Politics as Usual

Here's the Gloucester Daily Times printing a story about that city's mayor using Yemen as a false pretext to get more money for her community: Kirk seeks more fed security $$$.

Senate Foreign Relations Committee Testimony

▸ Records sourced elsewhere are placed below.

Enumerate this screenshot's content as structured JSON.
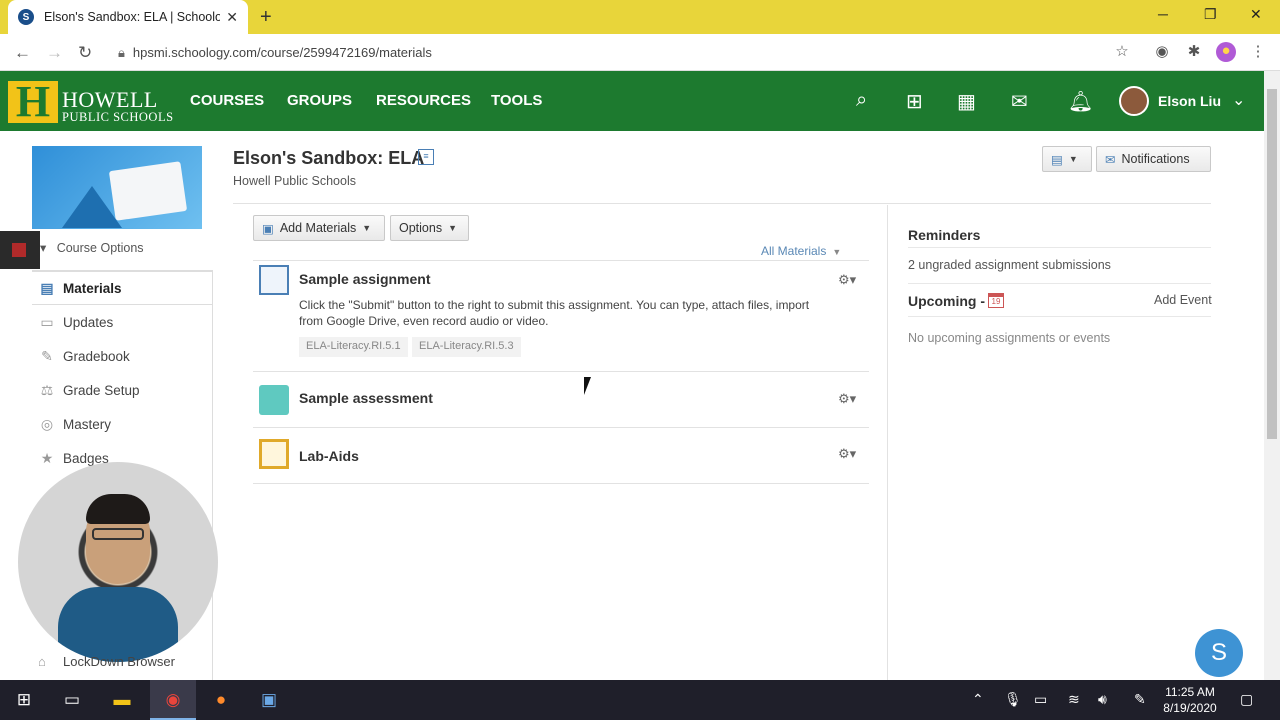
{
  "browser": {
    "tab_title": "Elson's Sandbox: ELA | Schoology",
    "favicon_letter": "S",
    "url": "hpsmi.schoology.com/course/2599472169/materials"
  },
  "header": {
    "logo_letter": "H",
    "logo_line1": "HOWELL",
    "logo_line2": "PUBLIC SCHOOLS",
    "nav": [
      "COURSES",
      "GROUPS",
      "RESOURCES",
      "TOOLS"
    ],
    "user_name": "Elson Liu"
  },
  "sidebar": {
    "course_options": "Course Options",
    "items": [
      {
        "label": "Materials"
      },
      {
        "label": "Updates"
      },
      {
        "label": "Gradebook"
      },
      {
        "label": "Grade Setup"
      },
      {
        "label": "Mastery"
      },
      {
        "label": "Badges"
      }
    ],
    "lockdown": "LockDown Browser"
  },
  "course": {
    "title": "Elson's Sandbox: ELA",
    "school": "Howell Public Schools",
    "notifications": "Notifications"
  },
  "toolbar": {
    "add_materials": "Add Materials",
    "options": "Options",
    "all_materials": "All Materials"
  },
  "materials": [
    {
      "title": "Sample assignment",
      "description": "Click the \"Submit\" button to the right to submit this assignment. You can type, attach files, import from Google Drive, even record audio or video.",
      "tags": [
        "ELA-Literacy.RI.5.1",
        "ELA-Literacy.RI.5.3"
      ]
    },
    {
      "title": "Sample assessment"
    },
    {
      "title": "Lab-Aids"
    }
  ],
  "right": {
    "reminders_title": "Reminders",
    "reminders_text": "2 ungraded assignment submissions",
    "upcoming_title": "Upcoming -",
    "cal_day": "19",
    "add_event": "Add Event",
    "upcoming_empty": "No upcoming assignments or events"
  },
  "chat_letter": "S",
  "taskbar": {
    "time": "11:25 AM",
    "date": "8/19/2020"
  }
}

A great piece of testimony on Yemen and Al-Qaida presented by Dr. Emile Nakhleh to the Senate Foreign Relations Committee on January 20, 2010. The only problem I have is with his contention that there is “non-existent rule of law” in Yemen (for a great explanation of this assertion's falsity, see Gregory Johnsen’s post at Waq al-Waq).
Of interest is Nakhleh’s belief that the Islah party should be engaged to effect change, something I believe as well: “Although we would continue to engage regimes for national security reasons, the broader engagement should involve indigenous, credible and legitimate religious and political civil society communities that are committed to the welfare of their societies and the well being of their citizens. In Yemen, the Islah Party and private associations in the San’a and Aden regions should be involved. The strategic goal of this engagement is to present Yemeni and other Muslim youth with a more hopeful future vision than the empty promises of al-Qaida.”

Tuesday, February 16, 2010

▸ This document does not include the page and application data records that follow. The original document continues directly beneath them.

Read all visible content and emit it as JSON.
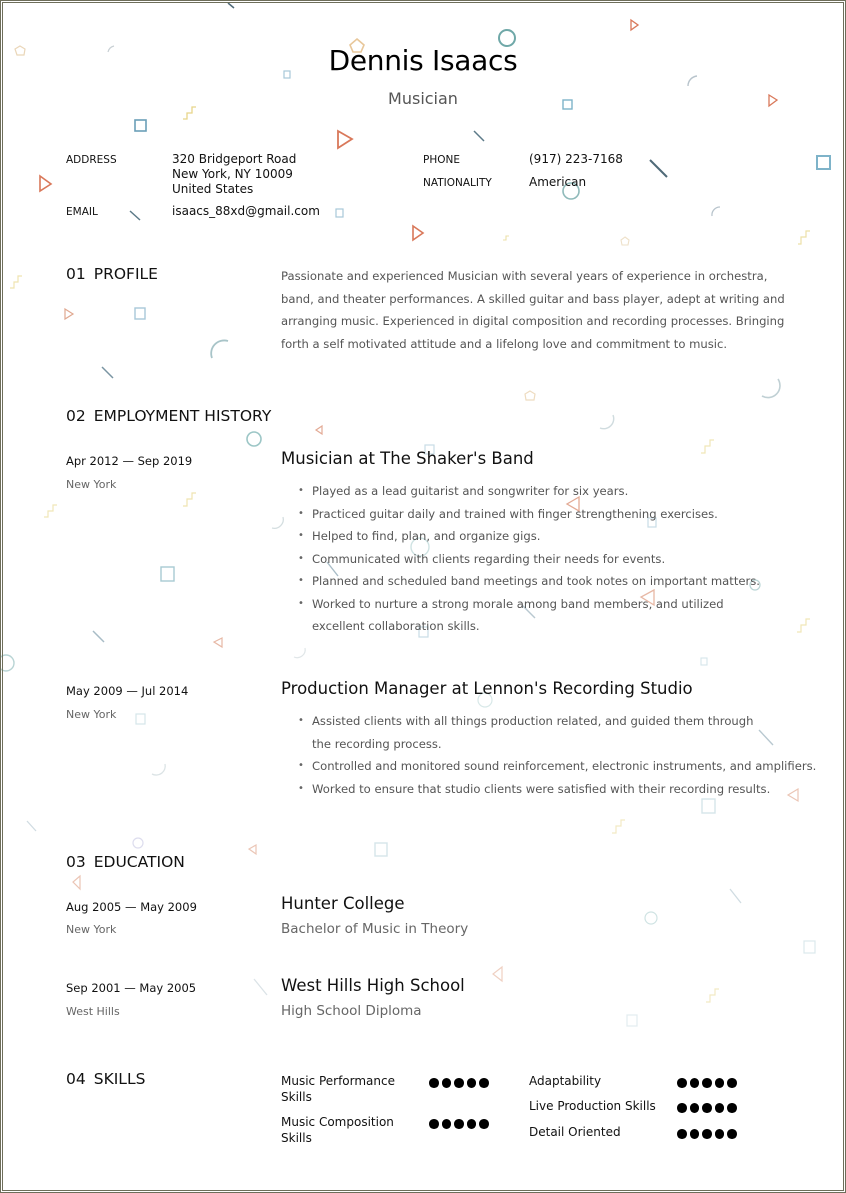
{
  "header": {
    "name": "Dennis Isaacs",
    "job_title": "Musician"
  },
  "contact": {
    "address_label": "ADDRESS",
    "address_lines": [
      "320 Bridgeport Road",
      "New York, NY 10009",
      "United States"
    ],
    "email_label": "EMAIL",
    "email": "isaacs_88xd@gmail.com",
    "phone_label": "PHONE",
    "phone": "(917) 223-7168",
    "nationality_label": "NATIONALITY",
    "nationality": "American"
  },
  "profile": {
    "number": "01",
    "heading": "PROFILE",
    "text": "Passionate and experienced Musician with several years of experience in orchestra, band, and theater performances. A skilled guitar and bass player, adept at writing and arranging music. Experienced in digital composition and recording processes. Bringing forth a self motivated attitude and a lifelong love and commitment to music."
  },
  "employment": {
    "number": "02",
    "heading": "EMPLOYMENT HISTORY",
    "jobs": [
      {
        "dates": "Apr 2012 — Sep 2019",
        "location": "New York",
        "title": "Musician at The Shaker's Band",
        "bullets": [
          "Played as a lead guitarist and songwriter for six years.",
          "Practiced guitar daily and trained with finger strengthening exercises.",
          "Helped to find, plan, and organize gigs.",
          "Communicated with clients regarding their needs for events.",
          "Planned and scheduled band meetings and took notes on important matters.",
          "Worked to nurture a strong morale among band members, and utilized excellent collaboration skills."
        ]
      },
      {
        "dates": "May 2009 — Jul 2014",
        "location": "New York",
        "title": "Production Manager at Lennon's Recording Studio",
        "bullets": [
          "Assisted clients with all things production related, and guided them through the recording process.",
          "Controlled and monitored sound reinforcement, electronic instruments, and amplifiers.",
          "Worked to ensure that studio clients were satisfied with their recording results."
        ]
      }
    ]
  },
  "education": {
    "number": "03",
    "heading": "EDUCATION",
    "entries": [
      {
        "dates": "Aug 2005 — May 2009",
        "location": "New York",
        "school": "Hunter College",
        "degree": "Bachelor of Music in Theory"
      },
      {
        "dates": "Sep 2001 — May 2005",
        "location": "West Hills",
        "school": "West Hills High School",
        "degree": "High School Diploma"
      }
    ]
  },
  "skills": {
    "number": "04",
    "heading": "SKILLS",
    "max_level": 5,
    "left": [
      {
        "name": "Music Performance Skills",
        "level": 5
      },
      {
        "name": "Music Composition Skills",
        "level": 5
      }
    ],
    "right": [
      {
        "name": "Adaptability",
        "level": 5
      },
      {
        "name": "Live Production Skills",
        "level": 5
      },
      {
        "name": "Detail Oriented",
        "level": 5
      }
    ]
  },
  "colors": {
    "teal": "#6fa8a8",
    "blue": "#7eb3c9",
    "coral": "#d9785a",
    "yellow": "#e8d58a",
    "slate": "#4f6a78",
    "border": "#6e6e5a"
  }
}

Yemen's biggest port offers gleam of economic hope

Here's a story that speaks to the potential for overcoming the obstacles that contribute to the economic quagmire Yemen finds itself in.

Friday, February 12, 2010

Yemen Natural Gas

As most of you know, Stephanie and I have returned from Arabia Felix as a result of unfortunate news stories in the West that were (and continue to be), to put it fairly, jingoistic.
Earlier in the month there was a news story about the shipment of natural gas from Yemen into Boston Harbor. Unfortunately, local officials like Boston's Mayor Menino made claims of being "unnerved." Anyone who knows anything about Yemen knows that the oil is running out there (they hit "peak oil" in 2002), and that their highest income from natural gas will only approximate 25% of what they received for their oil back in 2002. Put another way, the country is slipping deeper and deeper into poverty, and the only exportable commodity they have is their natural gas. And because there is sufficient natural gas from other markets in the world, most people who took just a moment to think would realize that if just one LNG tanker from Yemen were to be sabotaged, it would have catastrophic consequences on the economy of Yemen.

Tuesday, February 9, 2010

Yemen: Qaeda Affiliate Urges Joint Blockade of Red Sea

A glaring omission in this article is that The Yemen-based wing of Al-Qaeda doesn't control the Arabian side of the strait either. Another example of poor reporting by the NYT.

Friday, February 5, 2010